Game admission is $5 for adults, $3 for students/children or $1 with the donation of two or more canned goods. Spectators who donate a new, unwrapped toy get into the game free of charge.

The players each come with their own skill levels.

“Some have basketball experience. There will also be people that haven’t played basketball before,” Szalka said, adding that the event is relaxed. “It’s a great time. Everyone just likes to laugh at each other.”

And while the adults get a charge out of the friendly competition, so do the students.

“The kids enjoy seeing their teachers in a different light. Every year, we pack the gym,” Szalka said. “The staff understands the impact this has on the community.”

Staff members who prefer to stay off the court also have the opportunity to assist with the event by performing other jobs during the night, including taking admission and donations. Local businesses also were sought to sponsor the game.

Farmington High School is located at 32000 Shiawassee. Doors open at 5:45 p.m. The game begins at 6:30 p.m. According to a district press release, the Battle of the Middles Basketball Game has helped raise more than $20,000 in the last seven years, along with countless canned goods and toys.
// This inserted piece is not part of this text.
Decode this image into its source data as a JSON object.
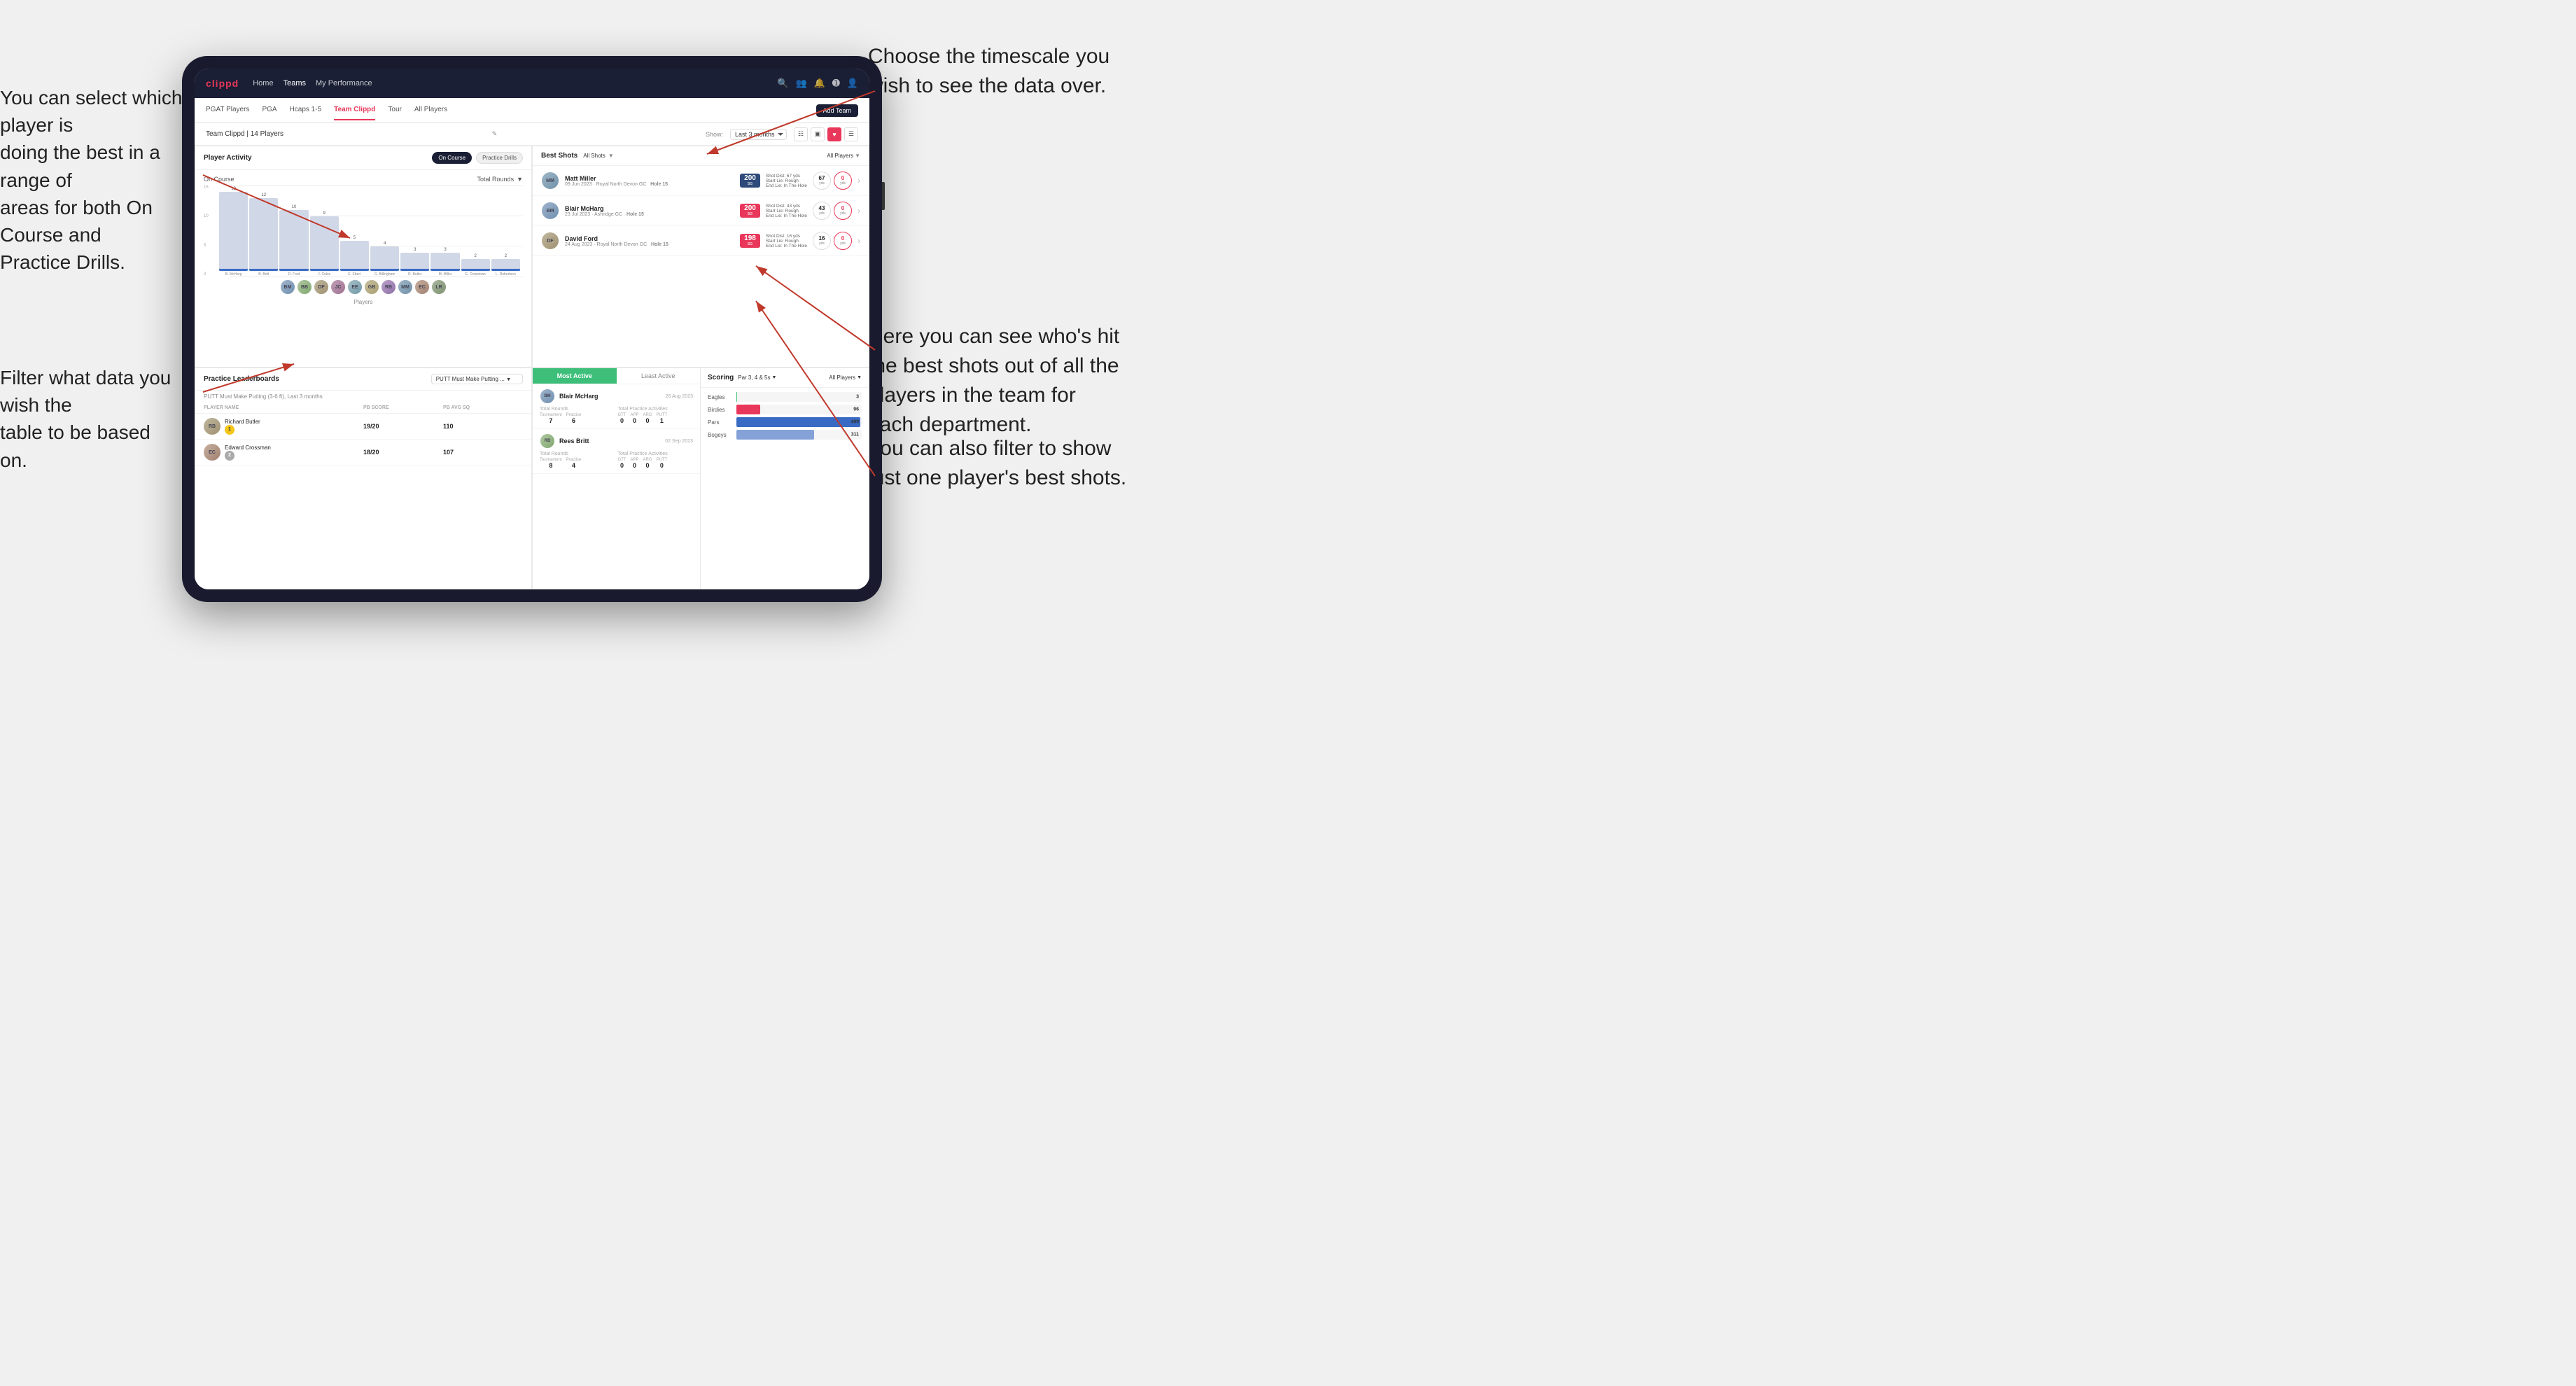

“We benefit from it big time,” Neighborhood House client support specialist Loretta Zahn said. “It’s a great thing. It does so much for Neighborhood House.”

Zahn said Neighborhood House is approaching its 25th year. She said the nonprofit organization, in which the late Richard Tupper was a large influence, helps people in crisis all year long.
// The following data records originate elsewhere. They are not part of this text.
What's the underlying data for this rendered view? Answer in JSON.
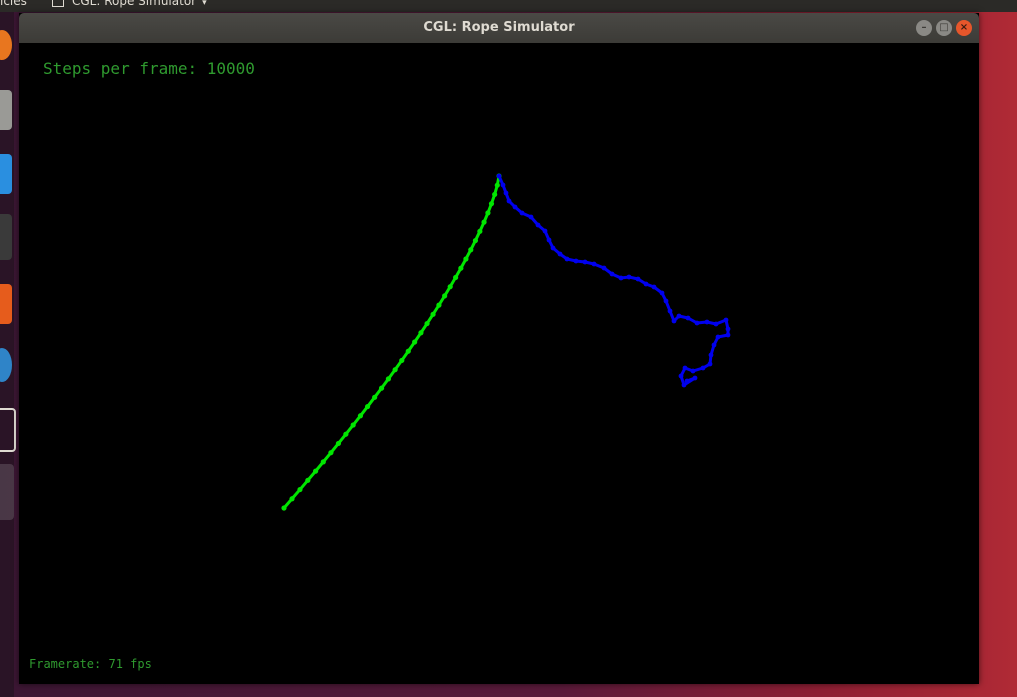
{
  "top_panel": {
    "left_label": "icles",
    "app_menu_label": "CGL: Rope Simulator",
    "caret": "▾"
  },
  "window": {
    "title": "CGL: Rope Simulator",
    "controls": {
      "minimize": "–",
      "maximize": "□",
      "close": "×"
    }
  },
  "hud": {
    "steps_label": "Steps per frame: 10000",
    "framerate_label": "Framerate: 71 fps"
  },
  "colors": {
    "rope_green": "#00e600",
    "rope_blue": "#0000ee",
    "hud_text": "#2f9a2f",
    "background": "#000000"
  },
  "launcher_icons": [
    "firefox-icon",
    "files-icon",
    "software-icon",
    "terminal-icon",
    "store-icon",
    "browser-icon",
    "window-icon",
    "window-icon"
  ]
}
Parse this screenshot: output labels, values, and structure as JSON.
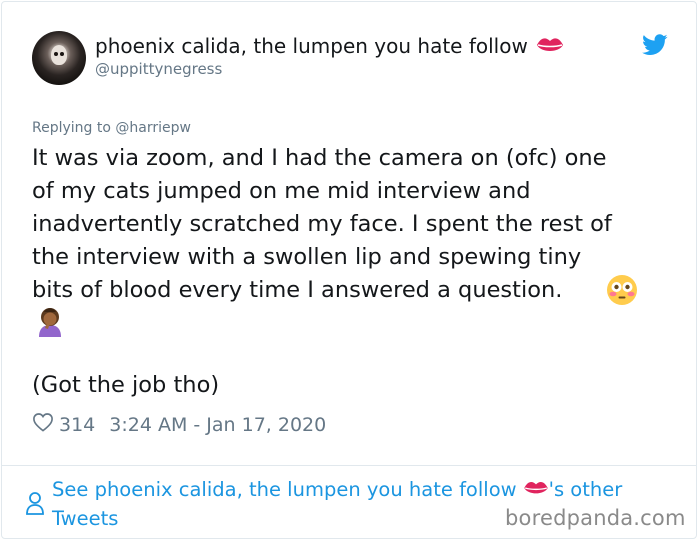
{
  "tweet": {
    "display_name": "phoenix calida, the lumpen you hate follow",
    "handle": "@uppittynegress",
    "replying_to": "Replying to @harriepw",
    "text_main": "It was via zoom, and I had the camera on (ofc) one\nof my cats jumped on me mid interview and\ninadvertently scratched my face. I spent the rest of\nthe interview with a swollen lip and spewing tiny\nbits of blood every time I answered a question.",
    "text_after": "(Got the job tho)",
    "likes": "314",
    "timestamp": "3:24 AM - Jan 17, 2020"
  },
  "footer": {
    "see_prefix": "See phoenix calida, the lumpen you hate follow",
    "see_suffix": "'s other",
    "see_line2": "Tweets"
  },
  "watermark": "boredpanda.com",
  "icons": {
    "lips": "kiss-mark-icon",
    "bird": "twitter-bird-icon",
    "flushed": "flushed-face-icon",
    "facepalm": "person-facepalming-icon",
    "heart": "heart-outline-icon",
    "person": "person-outline-icon"
  },
  "colors": {
    "link": "#1b95e0",
    "twitter_blue": "#1da1f2",
    "muted": "#657786",
    "text": "#14171a",
    "lips_red": "#e0245e"
  }
}
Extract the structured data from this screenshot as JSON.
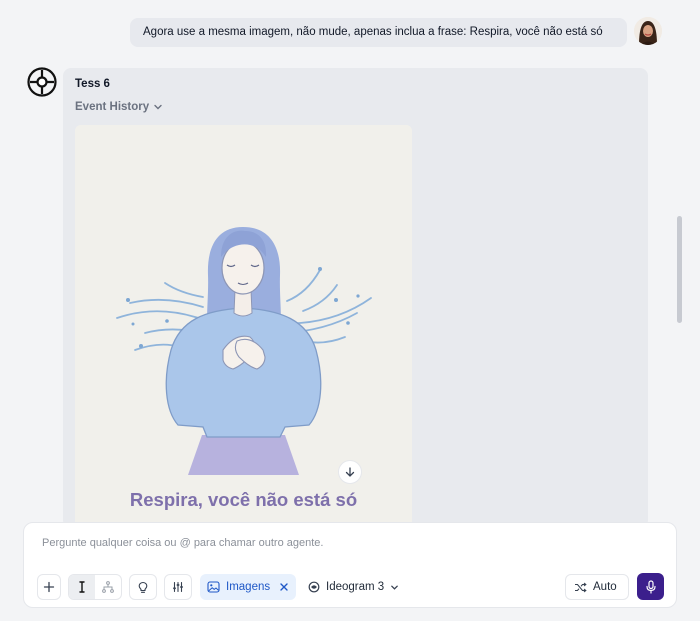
{
  "conversation": {
    "user_message": "Agora use a mesma imagem, não mude, apenas inclua a frase: Respira, você não está só",
    "agent": {
      "name": "Tess 6",
      "event_history_label": "Event History",
      "image_caption": "Respira, você não está só"
    }
  },
  "composer": {
    "placeholder": "Pergunte qualquer coisa ou @ para chamar outro agente.",
    "tools": {
      "images_label": "Imagens",
      "model_label": "Ideogram 3",
      "auto_label": "Auto"
    }
  },
  "icons": [
    "tess-logo-icon",
    "chevron-down-icon",
    "arrow-down-icon",
    "plus-icon",
    "cursor-icon",
    "hierarchy-icon",
    "lightbulb-icon",
    "sliders-icon",
    "image-icon",
    "close-icon",
    "model-icon",
    "shuffle-icon",
    "microphone-icon"
  ],
  "colors": {
    "accent": "#3b1f8c",
    "images_pill_bg": "#e8f1fd",
    "images_pill_text": "#1f58c7",
    "caption": "#7e70ab"
  }
}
“We assist with utility shut-offs, evictions,” the Farmington Hills resident said. “I can, on occasion, help with prescriptions for people that don’t have insurance. I have a food pantry. The economy is so bad. I know it’s getting better. It just hasn’t trickled down to the people I service.”

The nonprofit does not receive state or federal funds, Zahn said.

“Neighborhood House is kept alive by the citizens of Farmington, the churches of Farmington and the schools,” the retired FPS Headstart teacher said. “They’re the wind beneath our wings.” 

The Neighborhood House receives monetary donations at 31455 W. 11 Mile Road, Farmington Hills, MI 48336. Checks can be made out to Farmington Neighborhood House.

The 2012 Farmington Area Goodfellows holiday operations are in full swing with the mission of “No Child or Senior without a Christmas.” According to the Goodfellows website at www.farmington, the group is in need of canned/boxed foods, new toys and new books to help support its annual Holiday Assistance Program for families and seniors living in Farmington and Farmington Hills.

According to the website, collection boxes are at the following sites: Farmington City Hall; the downtown Farmington Public Library on Liberty Street in Farmington; Farmington Hills City Hall; the Costick Center at 28600 W. 11 Mile Road in Farmington Hills; and two Talmer Banks located at 33205 Grand River Ave., in downtown Farmington and 37386 W. 12 Mile Road in Farmington Hills. Donations are welcome through Dec. 14. The year-round collection boxes are at both City Halls and the Farmington Community Library’s downtown Farmington branch.